> _Dataset records_

************

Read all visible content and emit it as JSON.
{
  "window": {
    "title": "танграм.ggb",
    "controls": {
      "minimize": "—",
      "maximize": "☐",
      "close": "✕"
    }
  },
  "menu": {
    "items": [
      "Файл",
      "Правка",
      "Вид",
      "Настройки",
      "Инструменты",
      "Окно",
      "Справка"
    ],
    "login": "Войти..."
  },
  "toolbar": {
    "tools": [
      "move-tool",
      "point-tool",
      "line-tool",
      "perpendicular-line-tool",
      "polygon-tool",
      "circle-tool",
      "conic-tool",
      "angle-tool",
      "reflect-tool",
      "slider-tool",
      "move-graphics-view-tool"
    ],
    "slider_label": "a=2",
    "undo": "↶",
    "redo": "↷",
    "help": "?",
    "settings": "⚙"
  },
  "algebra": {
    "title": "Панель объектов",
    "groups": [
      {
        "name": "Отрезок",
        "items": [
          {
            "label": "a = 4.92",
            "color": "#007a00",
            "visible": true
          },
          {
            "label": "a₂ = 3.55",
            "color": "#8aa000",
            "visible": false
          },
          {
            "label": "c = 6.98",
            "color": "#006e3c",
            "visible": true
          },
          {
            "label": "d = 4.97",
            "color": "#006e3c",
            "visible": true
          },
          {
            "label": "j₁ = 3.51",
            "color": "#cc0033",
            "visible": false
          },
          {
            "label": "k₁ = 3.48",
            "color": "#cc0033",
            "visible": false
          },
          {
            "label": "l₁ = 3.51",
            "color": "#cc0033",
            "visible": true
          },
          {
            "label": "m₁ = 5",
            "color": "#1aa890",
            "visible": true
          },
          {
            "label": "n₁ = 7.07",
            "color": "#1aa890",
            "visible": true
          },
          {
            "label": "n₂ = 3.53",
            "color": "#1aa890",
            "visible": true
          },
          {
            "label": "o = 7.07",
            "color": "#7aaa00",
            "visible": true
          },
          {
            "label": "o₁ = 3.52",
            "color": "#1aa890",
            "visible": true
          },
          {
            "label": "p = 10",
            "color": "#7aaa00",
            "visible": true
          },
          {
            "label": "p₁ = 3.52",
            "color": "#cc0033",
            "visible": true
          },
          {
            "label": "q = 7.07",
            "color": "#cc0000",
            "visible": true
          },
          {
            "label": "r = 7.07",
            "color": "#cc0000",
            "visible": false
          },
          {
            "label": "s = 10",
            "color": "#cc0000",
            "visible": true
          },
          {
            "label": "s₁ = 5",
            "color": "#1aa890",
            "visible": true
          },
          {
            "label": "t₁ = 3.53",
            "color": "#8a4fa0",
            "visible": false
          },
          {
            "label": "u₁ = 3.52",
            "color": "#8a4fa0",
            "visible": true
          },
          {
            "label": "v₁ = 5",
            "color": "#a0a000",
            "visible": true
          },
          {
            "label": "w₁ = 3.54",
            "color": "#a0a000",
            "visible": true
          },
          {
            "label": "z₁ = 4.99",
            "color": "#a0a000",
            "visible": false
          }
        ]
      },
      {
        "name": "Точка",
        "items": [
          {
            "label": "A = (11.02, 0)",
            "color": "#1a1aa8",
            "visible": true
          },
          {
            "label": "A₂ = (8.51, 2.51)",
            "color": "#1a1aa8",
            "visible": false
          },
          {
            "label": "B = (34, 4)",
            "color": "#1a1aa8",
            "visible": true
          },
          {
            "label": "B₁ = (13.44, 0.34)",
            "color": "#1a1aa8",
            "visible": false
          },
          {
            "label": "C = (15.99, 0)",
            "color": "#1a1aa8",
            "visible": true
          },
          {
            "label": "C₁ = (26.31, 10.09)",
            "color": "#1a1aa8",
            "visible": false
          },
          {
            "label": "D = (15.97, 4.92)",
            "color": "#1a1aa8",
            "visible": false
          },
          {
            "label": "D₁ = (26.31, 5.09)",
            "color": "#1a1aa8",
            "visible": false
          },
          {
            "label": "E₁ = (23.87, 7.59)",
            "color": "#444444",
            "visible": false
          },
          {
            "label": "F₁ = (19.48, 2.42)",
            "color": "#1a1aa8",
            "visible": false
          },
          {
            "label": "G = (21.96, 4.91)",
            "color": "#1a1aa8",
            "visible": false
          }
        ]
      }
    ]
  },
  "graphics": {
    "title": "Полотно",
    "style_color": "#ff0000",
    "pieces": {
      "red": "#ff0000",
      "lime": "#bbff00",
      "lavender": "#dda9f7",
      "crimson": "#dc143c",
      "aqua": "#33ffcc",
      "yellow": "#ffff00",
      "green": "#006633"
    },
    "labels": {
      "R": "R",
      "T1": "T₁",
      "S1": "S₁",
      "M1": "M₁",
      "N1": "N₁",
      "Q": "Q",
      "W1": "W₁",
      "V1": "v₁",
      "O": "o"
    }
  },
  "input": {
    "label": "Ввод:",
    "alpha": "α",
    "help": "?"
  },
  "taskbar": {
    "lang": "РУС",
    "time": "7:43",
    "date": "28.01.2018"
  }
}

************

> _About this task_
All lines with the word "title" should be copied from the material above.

> _Exercise output_
    "title": "танграм.ggb",
    "title": "Панель объектов",
    "title": "Полотно",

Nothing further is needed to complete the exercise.